One of my assessment pieces for the unit was to write a script (I guess that’s what you’d call it) for my own original film noir. There were a few restrictions such as word limits, language, etc. but for the most part I was able to draw on my imagination.
That being said, I present to you my Film Noir assessment piece from Grade 12, unedited.
I tend to think of myself as a pretty good driver. I may be a bit careless at times, but I try not to do anything exceptionally stupid. Mistakes can happen though, as I found out for myself.
Let me set the scene.
I had been on the roads for a full year without any incidents and, being the teenager that I was, I felt quite confident in my abilities to avoid a crash. Okay, maybe I was a bit too confident…
I’m discovering that with every post I publish, it’s becoming more and more difficult to find a topic to write about. Well, a topic that I’m interested in writing about at least. I’ve started many drafts only to delete them part-way through – a contributing factor to my infrequent content.
Trying something new can be a daunting task under any circumstances. It’s important, I’m finding, to be able to draw inspiration from certain things when you need that extra bit of motivation. One of the major influences on my blogging experience is some of Shakespeare’s works. It seems like such a typical answer to what inspires me to write, but in all honesty, I love his work. I’d happily spend my time reading through a play, carefully dissecting each line to uncover it’s meaning.
“Our doubts are traitors,
and make us lose the good we oft might win,
by fearing to attempt.”
– W. Shakespeare, Measure for Measure
Accept risk and sift through the unknown in hopes of finding something beautiful.
“I’ve been busy” would be an understatement if you were asking why I’ve neglected blogging these past weeks. I recently had my mid-semester exams at university which managed to take up most of my time. After spending hours and hours in front of a computer every day studying, the last thing I wanted to do was spend another few hours on it during my time off.
I’ve been slacking with my content recently. I know that I have issues sticking with something – usually I get excited about a certain thing only to stop doing it a few weeks later, a problem which I’m making a concerted effort in stopping. So here’s me trying to get back on the blogging horse.
It’s inevitable. Sooner or later we all must suffer inconsiderate weather. It seems that whenever we want it to rain, it never does and when we don’t want it to rain, lo and behold, it rains. Me personally? I like the rain. I like the overcast days with a light drizzle. To me, it’s a sleep-in, followed by a slow, meaningless day where everybody just keeps on truckin’ (well, at least when I’ve got nothing else to do).

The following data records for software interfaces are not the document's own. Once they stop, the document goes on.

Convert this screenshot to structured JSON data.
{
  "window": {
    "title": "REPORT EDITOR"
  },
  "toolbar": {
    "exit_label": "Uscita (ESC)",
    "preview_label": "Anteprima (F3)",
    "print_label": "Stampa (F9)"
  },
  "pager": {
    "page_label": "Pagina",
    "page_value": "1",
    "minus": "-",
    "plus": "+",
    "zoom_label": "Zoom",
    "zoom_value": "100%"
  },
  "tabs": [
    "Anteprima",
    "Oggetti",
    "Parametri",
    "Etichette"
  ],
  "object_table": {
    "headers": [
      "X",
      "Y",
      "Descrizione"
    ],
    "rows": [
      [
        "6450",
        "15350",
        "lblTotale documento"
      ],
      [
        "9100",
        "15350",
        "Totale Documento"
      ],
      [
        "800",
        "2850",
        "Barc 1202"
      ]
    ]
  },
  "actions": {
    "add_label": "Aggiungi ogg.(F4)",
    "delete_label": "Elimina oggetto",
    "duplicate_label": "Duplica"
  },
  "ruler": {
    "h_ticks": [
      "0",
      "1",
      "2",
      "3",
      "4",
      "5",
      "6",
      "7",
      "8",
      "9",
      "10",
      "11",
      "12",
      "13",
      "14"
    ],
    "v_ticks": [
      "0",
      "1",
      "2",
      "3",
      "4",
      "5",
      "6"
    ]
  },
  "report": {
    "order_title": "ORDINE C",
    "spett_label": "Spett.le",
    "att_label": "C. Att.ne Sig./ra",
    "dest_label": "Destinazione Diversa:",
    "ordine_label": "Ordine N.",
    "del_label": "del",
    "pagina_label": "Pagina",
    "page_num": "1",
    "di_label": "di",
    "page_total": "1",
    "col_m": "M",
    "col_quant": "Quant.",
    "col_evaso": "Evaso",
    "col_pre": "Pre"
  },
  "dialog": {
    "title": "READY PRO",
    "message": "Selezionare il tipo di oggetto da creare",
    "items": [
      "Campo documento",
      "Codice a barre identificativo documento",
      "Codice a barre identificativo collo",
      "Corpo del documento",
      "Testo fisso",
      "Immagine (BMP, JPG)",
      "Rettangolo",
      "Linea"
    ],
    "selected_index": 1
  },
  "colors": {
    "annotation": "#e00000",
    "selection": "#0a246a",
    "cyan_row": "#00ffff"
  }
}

One of the most difficult decisions to be made on days like these revolve around food. It can be hard trying to find something that’ll fill that hole in your stomach and also keep you warm. Living only a 5 minute walk to the fish and chip shop definitely has it’s benefits. A few dollars is all it takes to eradicate any sign of hunger that was there previously. Not to mention there aren’t any dishes to clean up afterwards.
Yep, gotta love hot chips…
For a long time now, men that choose to keep their hair long are seen as effeminate. The stigma associated with this look is having a negative effect on what is seen as the ‘male stereotype’ – a ‘real’ man with big muscles etc. Even the New Testament addresses the issue. Continue reading